__Goal of the exercise__:
Could you restate the data below word for word, without its pictures?

━━━ Supplied records

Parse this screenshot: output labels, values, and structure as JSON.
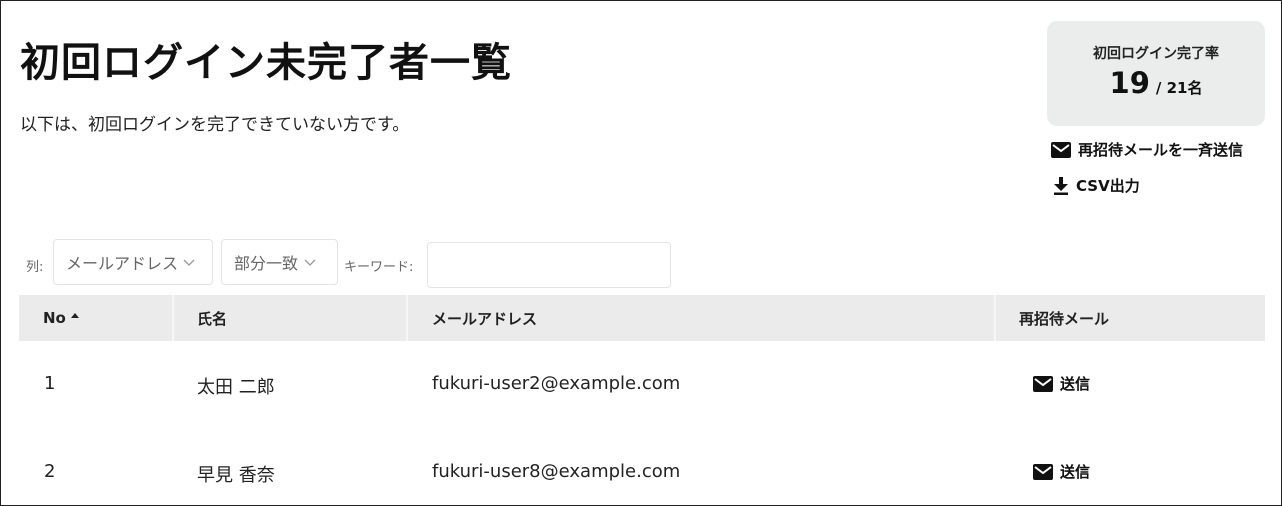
{
  "page": {
    "title": "初回ログイン未完了者一覧",
    "subtitle": "以下は、初回ログインを完了できていない方です。"
  },
  "stat": {
    "label": "初回ログイン完了率",
    "completed": "19",
    "total": "/ 21名"
  },
  "actions": {
    "reinvite_all": "再招待メールを一斉送信",
    "csv_export": "CSV出力"
  },
  "filter": {
    "column_label": "列:",
    "column_value": "メールアドレス",
    "match_value": "部分一致",
    "keyword_label": "キーワード:",
    "keyword_value": "",
    "keyword_placeholder": ""
  },
  "table": {
    "headers": {
      "no": "No",
      "name": "氏名",
      "email": "メールアドレス",
      "reinvite": "再招待メール"
    },
    "sort": {
      "column": "no",
      "direction": "asc"
    },
    "rows": [
      {
        "no": "1",
        "name": "太田 二郎",
        "email": "fukuri-user2@example.com",
        "action": "送信"
      },
      {
        "no": "2",
        "name": "早見 香奈",
        "email": "fukuri-user8@example.com",
        "action": "送信"
      }
    ]
  },
  "icons": {
    "reinvite_all": "mail-icon",
    "csv_export": "download-icon",
    "send": "mail-icon",
    "sort": "sort-up-icon",
    "dropdown": "chevron-down-icon"
  }
}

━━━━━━

__Solution to this problem__:
Parse this screenshot: output labels, values, and structure as JSON.
{
  "page": {
    "title": "初回ログイン未完了者一覧",
    "subtitle": "以下は、初回ログインを完了できていない方です。"
  },
  "stat": {
    "label": "初回ログイン完了率",
    "completed": "19",
    "total": "/ 21名"
  },
  "actions": {
    "reinvite_all": "再招待メールを一斉送信",
    "csv_export": "CSV出力"
  },
  "filter": {
    "column_label": "列:",
    "column_value": "メールアドレス",
    "match_value": "部分一致",
    "keyword_label": "キーワード:",
    "keyword_value": "",
    "keyword_placeholder": ""
  },
  "table": {
    "headers": {
      "no": "No",
      "name": "氏名",
      "email": "メールアドレス",
      "reinvite": "再招待メール"
    },
    "sort": {
      "column": "no",
      "direction": "asc"
    },
    "rows": [
      {
        "no": "1",
        "name": "太田 二郎",
        "email": "fukuri-user2@example.com",
        "action": "送信"
      },
      {
        "no": "2",
        "name": "早見 香奈",
        "email": "fukuri-user8@example.com",
        "action": "送信"
      }
    ]
  },
  "icons": {
    "reinvite_all": "mail-icon",
    "csv_export": "download-icon",
    "send": "mail-icon",
    "sort": "sort-up-icon",
    "dropdown": "chevron-down-icon"
  }
}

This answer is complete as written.